Protecting the average business computer from a barrage of malicious network intrusions is high on the priority list of many of today’s World Wide Web-based organizations. In a move to step up research in network security technology, the U.S. Navy is contracting out a three-year effort to pursue security systems development.

August 2000
By Henry S. Kenyon

Lack of cohesive planning, overemphasis on perimeter security leaves networks vulnerable to intruders via ignored pathways.

Threats to government and private sector computer systems continue to evolve in new and unexpected ways. These challenges come from a variety of groups such as hackers, terrorists and, increasingly, radical political and social activists.

August 2000
By Robert K. Ackerman

As Internet access and machines for the masses are proliferating, cybercriminals and their threats are increasing geometrically.

The spread of information and networking technology into virtually all corners of the globe is spawning new opportunities for criminals and terrorists to wreak havoc through the Internet. The dichotomy of system complexity and ease of individual use has created a target-rich environment across the entire realm of cyberspace.

February 2005
By Maryann Lawlor

Analysts warn organizations not to buy into scuttlebutt.

Viruses, worms, hackers, spam, disgruntled employees, flawed software, terrorists—cyberspace is rife with danger, but defending information has some pitfalls of its own.
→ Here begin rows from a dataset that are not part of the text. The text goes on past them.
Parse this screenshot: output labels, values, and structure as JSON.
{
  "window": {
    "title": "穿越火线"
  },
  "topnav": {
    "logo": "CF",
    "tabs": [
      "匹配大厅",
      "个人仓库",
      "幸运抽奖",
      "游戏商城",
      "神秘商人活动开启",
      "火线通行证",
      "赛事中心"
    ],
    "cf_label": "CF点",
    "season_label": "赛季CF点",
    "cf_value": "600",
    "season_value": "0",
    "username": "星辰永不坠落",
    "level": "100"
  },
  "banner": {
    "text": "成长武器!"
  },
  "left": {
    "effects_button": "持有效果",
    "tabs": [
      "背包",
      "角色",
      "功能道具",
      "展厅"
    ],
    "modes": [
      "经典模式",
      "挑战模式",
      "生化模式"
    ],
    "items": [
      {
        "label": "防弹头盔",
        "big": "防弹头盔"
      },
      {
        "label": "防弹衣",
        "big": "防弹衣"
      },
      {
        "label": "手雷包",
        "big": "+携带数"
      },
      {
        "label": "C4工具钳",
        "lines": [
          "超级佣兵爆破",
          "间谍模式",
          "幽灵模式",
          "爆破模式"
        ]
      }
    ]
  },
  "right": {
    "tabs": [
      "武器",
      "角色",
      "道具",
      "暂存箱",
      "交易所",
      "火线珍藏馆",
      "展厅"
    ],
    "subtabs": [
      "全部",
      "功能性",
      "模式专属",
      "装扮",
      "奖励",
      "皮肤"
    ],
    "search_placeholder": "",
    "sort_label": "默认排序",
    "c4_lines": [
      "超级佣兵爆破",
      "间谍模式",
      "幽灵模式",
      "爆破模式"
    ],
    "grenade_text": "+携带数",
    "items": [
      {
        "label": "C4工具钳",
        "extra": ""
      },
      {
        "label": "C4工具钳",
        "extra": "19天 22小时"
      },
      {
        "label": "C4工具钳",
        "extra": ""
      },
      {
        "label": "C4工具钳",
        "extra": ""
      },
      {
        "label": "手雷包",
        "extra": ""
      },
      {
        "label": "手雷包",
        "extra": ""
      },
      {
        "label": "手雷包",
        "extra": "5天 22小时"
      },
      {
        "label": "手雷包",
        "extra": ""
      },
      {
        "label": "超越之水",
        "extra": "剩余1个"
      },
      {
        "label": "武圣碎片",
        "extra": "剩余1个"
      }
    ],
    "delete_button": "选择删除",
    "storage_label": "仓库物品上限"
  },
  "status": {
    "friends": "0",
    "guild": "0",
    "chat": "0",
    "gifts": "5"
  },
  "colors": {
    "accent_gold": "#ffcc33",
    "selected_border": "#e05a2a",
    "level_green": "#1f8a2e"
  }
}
Information security specialists are the front-line warriors in this battlespace, and they may be making important decisions about which weapons to use based on misconceptions often promulgated by security product vendors. Industry experts have taken a closer look at some commonly held information assurance beliefs and claim that many are little more than myths.

January 2001
By Henry S. Kenyon

Cyberwarfare blurs rules of engagement.

Rapid technological change is a double-edged sword. The latest developments that allow faster computing and increased data flow also put critical national infrastructures within reach of any potential adversary with a modem.

As increasingly sophisticated information sharing systems are adopted, software flaws or a lack of built-in security measures and procedures in commercial networks create new avenues for attack. This specter of a digital Pearl Harbor is driving multilateral information assurance initiatives between the United States and its allies.

March 2001
By Maryann Lawlor

… and so do the Fingertips as biometrics evolves.

Passwords will become passé as the military moves toward fingerprint reading, iris scanning and voice recognition as gateways to many of its information and weapon systems. As a result of legislation enacted last year, plans are moving forward to use biometrics for identity verification wherever possible. The goal of the coordinated effort is to shore up information assurance throughout the armed forces by replacing the vulnerable password system with technologies that identify “you as you,” according to security experts.